I often see indie and self-published authors on social media reinforce the idea that a cruddy book cover doesn’t necessarily mean a book is terrible. And that much is true. But while an unappealing cover might not represent the quality of the book, it will certainly prevent readers from buying it.
The first thing a reader is going to judge your book by is its cover—not because your book isn’t great but because of how people make buying decisions.
“For the last 50 or 60 years, market research, as an industry, has believed that people make decisions based on rational, conscious thought processes,” writes Peep Laja in Purchase Decisions: 9 Things to Know About Influencing Customers. “Science tells a different story, one that turns that fundamental belief on its head. Most decision-making happens at the subconscious level . . . we may focus on facts and numbers, but in many cases, it’s the subliminal that makes people decide one way or another.”
If your cover doesn’t stand out, you don’t have a chance.
Grabbing—and holding—a reader’s attention
“The browsing stage of the buying experience is a tricky one to understand,” writes Nicole Mulvaney in Why You Bought That Book: The Psychology Behind Book Hunting. “It happens so fast.
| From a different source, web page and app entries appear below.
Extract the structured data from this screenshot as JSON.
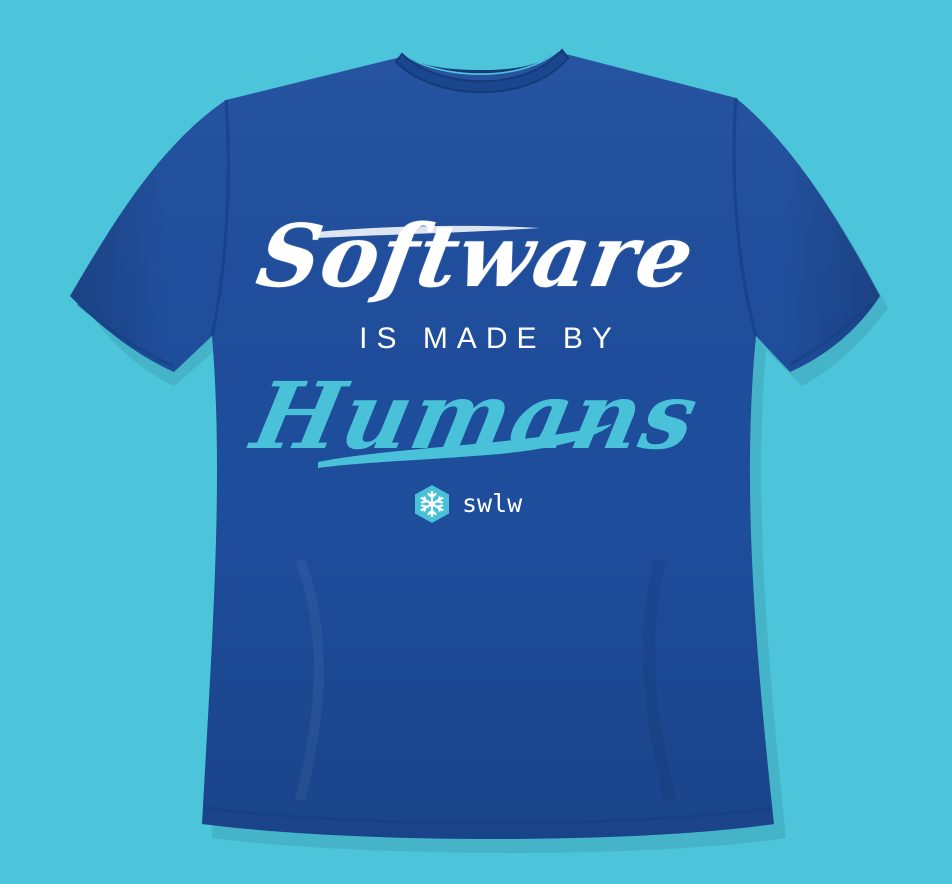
{
  "scene": {
    "background_color": "#4cc4da",
    "garment": "t-shirt",
    "garment_color": "#1e4d9c"
  },
  "print": {
    "headline": "Software",
    "subline": "IS MADE BY",
    "accent_word": "Humans",
    "text_color": "#ffffff",
    "accent_color": "#49c1d8"
  },
  "brand": {
    "icon": "snowflake-icon",
    "name": "swlw"
  }
}
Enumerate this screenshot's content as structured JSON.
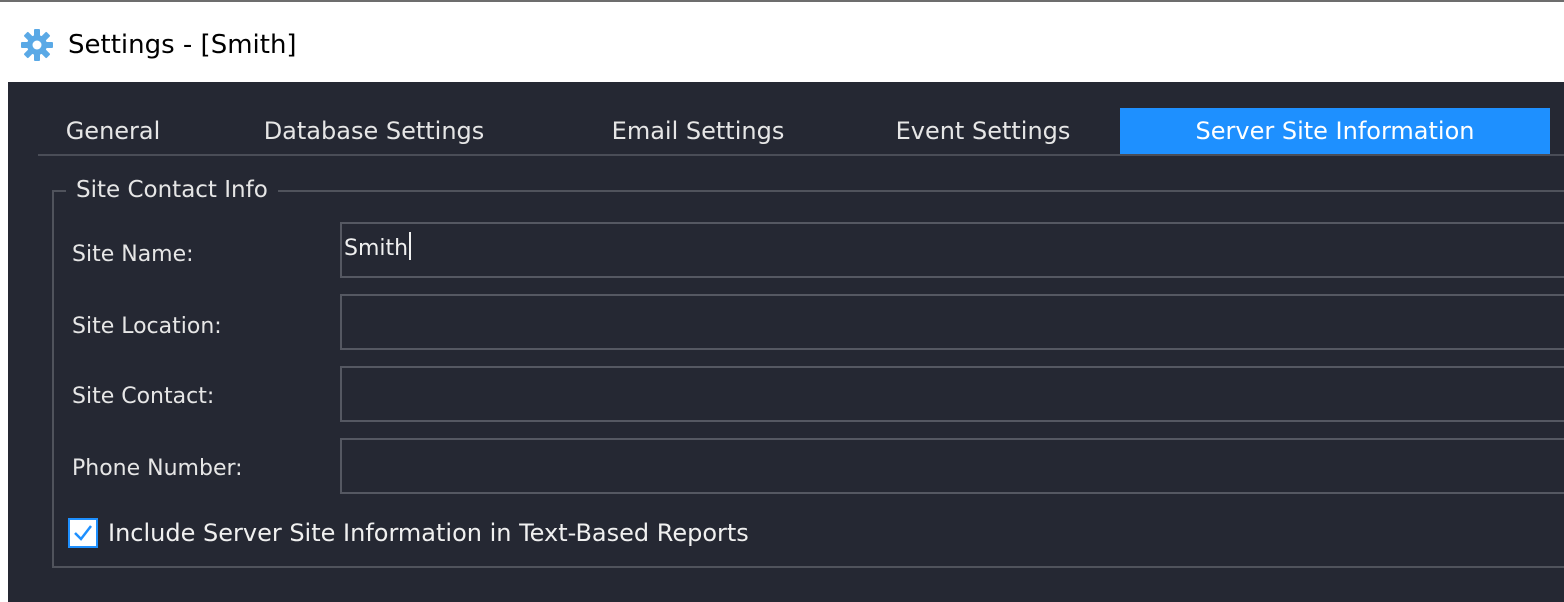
{
  "window": {
    "title": "Settings - [Smith]",
    "icon": "gear-icon"
  },
  "tabs": [
    {
      "label": "General",
      "active": false
    },
    {
      "label": "Database Settings",
      "active": false
    },
    {
      "label": "Email Settings",
      "active": false
    },
    {
      "label": "Event Settings",
      "active": false
    },
    {
      "label": "Server Site Information",
      "active": true
    }
  ],
  "group": {
    "legend": "Site Contact Info",
    "fields": [
      {
        "label": "Site Name:",
        "value": "Smith"
      },
      {
        "label": "Site Location:",
        "value": ""
      },
      {
        "label": "Site Contact:",
        "value": ""
      },
      {
        "label": "Phone Number:",
        "value": ""
      }
    ],
    "checkbox": {
      "label": "Include Server Site Information in Text-Based Reports",
      "checked": true
    }
  },
  "colors": {
    "background": "#252833",
    "accent": "#1e90ff",
    "text": "#e6e6e6"
  }
}
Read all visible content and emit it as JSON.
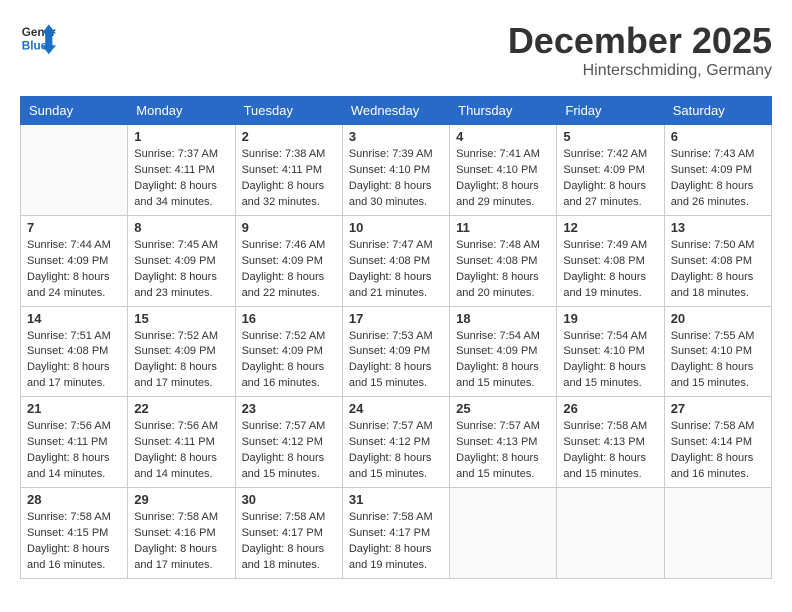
{
  "logo": {
    "line1": "General",
    "line2": "Blue"
  },
  "title": "December 2025",
  "subtitle": "Hinterschmiding, Germany",
  "weekdays": [
    "Sunday",
    "Monday",
    "Tuesday",
    "Wednesday",
    "Thursday",
    "Friday",
    "Saturday"
  ],
  "weeks": [
    [
      {
        "day": "",
        "info": ""
      },
      {
        "day": "1",
        "info": "Sunrise: 7:37 AM\nSunset: 4:11 PM\nDaylight: 8 hours\nand 34 minutes."
      },
      {
        "day": "2",
        "info": "Sunrise: 7:38 AM\nSunset: 4:11 PM\nDaylight: 8 hours\nand 32 minutes."
      },
      {
        "day": "3",
        "info": "Sunrise: 7:39 AM\nSunset: 4:10 PM\nDaylight: 8 hours\nand 30 minutes."
      },
      {
        "day": "4",
        "info": "Sunrise: 7:41 AM\nSunset: 4:10 PM\nDaylight: 8 hours\nand 29 minutes."
      },
      {
        "day": "5",
        "info": "Sunrise: 7:42 AM\nSunset: 4:09 PM\nDaylight: 8 hours\nand 27 minutes."
      },
      {
        "day": "6",
        "info": "Sunrise: 7:43 AM\nSunset: 4:09 PM\nDaylight: 8 hours\nand 26 minutes."
      }
    ],
    [
      {
        "day": "7",
        "info": "Sunrise: 7:44 AM\nSunset: 4:09 PM\nDaylight: 8 hours\nand 24 minutes."
      },
      {
        "day": "8",
        "info": "Sunrise: 7:45 AM\nSunset: 4:09 PM\nDaylight: 8 hours\nand 23 minutes."
      },
      {
        "day": "9",
        "info": "Sunrise: 7:46 AM\nSunset: 4:09 PM\nDaylight: 8 hours\nand 22 minutes."
      },
      {
        "day": "10",
        "info": "Sunrise: 7:47 AM\nSunset: 4:08 PM\nDaylight: 8 hours\nand 21 minutes."
      },
      {
        "day": "11",
        "info": "Sunrise: 7:48 AM\nSunset: 4:08 PM\nDaylight: 8 hours\nand 20 minutes."
      },
      {
        "day": "12",
        "info": "Sunrise: 7:49 AM\nSunset: 4:08 PM\nDaylight: 8 hours\nand 19 minutes."
      },
      {
        "day": "13",
        "info": "Sunrise: 7:50 AM\nSunset: 4:08 PM\nDaylight: 8 hours\nand 18 minutes."
      }
    ],
    [
      {
        "day": "14",
        "info": "Sunrise: 7:51 AM\nSunset: 4:08 PM\nDaylight: 8 hours\nand 17 minutes."
      },
      {
        "day": "15",
        "info": "Sunrise: 7:52 AM\nSunset: 4:09 PM\nDaylight: 8 hours\nand 17 minutes."
      },
      {
        "day": "16",
        "info": "Sunrise: 7:52 AM\nSunset: 4:09 PM\nDaylight: 8 hours\nand 16 minutes."
      },
      {
        "day": "17",
        "info": "Sunrise: 7:53 AM\nSunset: 4:09 PM\nDaylight: 8 hours\nand 15 minutes."
      },
      {
        "day": "18",
        "info": "Sunrise: 7:54 AM\nSunset: 4:09 PM\nDaylight: 8 hours\nand 15 minutes."
      },
      {
        "day": "19",
        "info": "Sunrise: 7:54 AM\nSunset: 4:10 PM\nDaylight: 8 hours\nand 15 minutes."
      },
      {
        "day": "20",
        "info": "Sunrise: 7:55 AM\nSunset: 4:10 PM\nDaylight: 8 hours\nand 15 minutes."
      }
    ],
    [
      {
        "day": "21",
        "info": "Sunrise: 7:56 AM\nSunset: 4:11 PM\nDaylight: 8 hours\nand 14 minutes."
      },
      {
        "day": "22",
        "info": "Sunrise: 7:56 AM\nSunset: 4:11 PM\nDaylight: 8 hours\nand 14 minutes."
      },
      {
        "day": "23",
        "info": "Sunrise: 7:57 AM\nSunset: 4:12 PM\nDaylight: 8 hours\nand 15 minutes."
      },
      {
        "day": "24",
        "info": "Sunrise: 7:57 AM\nSunset: 4:12 PM\nDaylight: 8 hours\nand 15 minutes."
      },
      {
        "day": "25",
        "info": "Sunrise: 7:57 AM\nSunset: 4:13 PM\nDaylight: 8 hours\nand 15 minutes."
      },
      {
        "day": "26",
        "info": "Sunrise: 7:58 AM\nSunset: 4:13 PM\nDaylight: 8 hours\nand 15 minutes."
      },
      {
        "day": "27",
        "info": "Sunrise: 7:58 AM\nSunset: 4:14 PM\nDaylight: 8 hours\nand 16 minutes."
      }
    ],
    [
      {
        "day": "28",
        "info": "Sunrise: 7:58 AM\nSunset: 4:15 PM\nDaylight: 8 hours\nand 16 minutes."
      },
      {
        "day": "29",
        "info": "Sunrise: 7:58 AM\nSunset: 4:16 PM\nDaylight: 8 hours\nand 17 minutes."
      },
      {
        "day": "30",
        "info": "Sunrise: 7:58 AM\nSunset: 4:17 PM\nDaylight: 8 hours\nand 18 minutes."
      },
      {
        "day": "31",
        "info": "Sunrise: 7:58 AM\nSunset: 4:17 PM\nDaylight: 8 hours\nand 19 minutes."
      },
      {
        "day": "",
        "info": ""
      },
      {
        "day": "",
        "info": ""
      },
      {
        "day": "",
        "info": ""
      }
    ]
  ]
}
You see a book, you pick it up. Why? What was it that caught your eye?”
The first thing to understand when discussing the psychology of book sales is that the human brain evolved in order to make immediate split-second decisions about things.
The cover isn’t actually the sales tool; it’s a way to capture the reader’s attention long enough that they turn over the book and read the book copy. Or they might even begin by flipping open the book and taking a quick scan to determine your writing style. The cover is merely the shiny wrapping designed to get customers in the door.
Perception is everything
Your book cover does not indicate the quality of the writing. But perception can work against your readers.
For one, there is a general assumption that if you have a terrible book cover, it’s likely your book isn’t well written. The reader will assume that you, as the author, couldn’t afford a better cover or a designer. They’ll assume your book wasn’t good enough to be published by a larger book publisher.
There’s also the unfair assumption that if you can’t afford a good cover, you’re clearly not selling enough books, which means the book must be awful. After all, if you can’t afford a cover, who’s to say you could afford a decent editor? And for that matter, if your cover is in poor taste, there’s an assumption that your writing must be an extension of said bad taste.
Want to grab their attention? Create a book cover that will make it impossible for a reader to determine who exactly published your book.
Using color and design to convey a message
An experienced designer or book marketer will be the first to tell you that what seems to be the simplest choices in designing your book cover can also sometimes be the most challenging. You might put together a cover and think, “Yep, that looks absolutely brilliant.” But what happens if you made the wrong choices?
The first thing you need to do is familiarize yourself with the genre you’re writing for. Each genre has its own set of rules and regulations, ranging from the colors you might select to the images, font, and even layout.
“It must be captivating, and it should offer a glimpse into the book’s content,” writes Damon Freeman in The Psychology Behind Good Book Cover Design. “It needs to catch the eye of prospective buyers. For example, an individual can associate yellow with citrus fruit or the sun, which then creates a perception of happiness. Therefore, if we want to hint that beyond the cover, a book is lighthearted, we opt for a yellow background.”
In order to make the most of your cover choices, suggests Freeman, take a look at what bestselling books similar to yours are doing with their covers. What key characteristics do the books in your genre have? How do they use color? What do they have in common with regard to art and placement? Make sure you research what works best but also explore who your ideal readers are.
“Color perceptions are determined by gender, age, and even cultural background,” Freeman writes. “For instance, in women, red might evoke warmth and excitement, while in men it might be associated with anger or power.”
Make your book stand out . . . but not too much
One of the greatest challenges when it comes to marketing is straddling that fine line between making a statement and ensuring your book looks familiar enough to feel safe.
“You want it to stand out, but not so much that it looks completely different,” advises Laja. “Essentially, the more we’re exposed to something, the more likely it is that we’ll develop a preference for it and decide to buy it.”
That sense of familiarity can be a powerful marketing tool. You want to grab your readers’ attention but also create something new and bright and game-changing. While this tactic might help you get attention, it might also be so unfamiliar that you inadvertently scare off readers.
“In markets where people have a lot of experience with the product category, it pays to mimic the market standard,” says Laja.
For most readers, the decision to buy the book is fast. Brutally fast. And one of the best ways to manage that is by ensuring your book—especially its cover—is fully optimized to take advantage.
Hannah Guy lives in Toronto and is a professional writer and copywriter who specializes in books, books, and more books. Follow her on Twitter at @hannorg.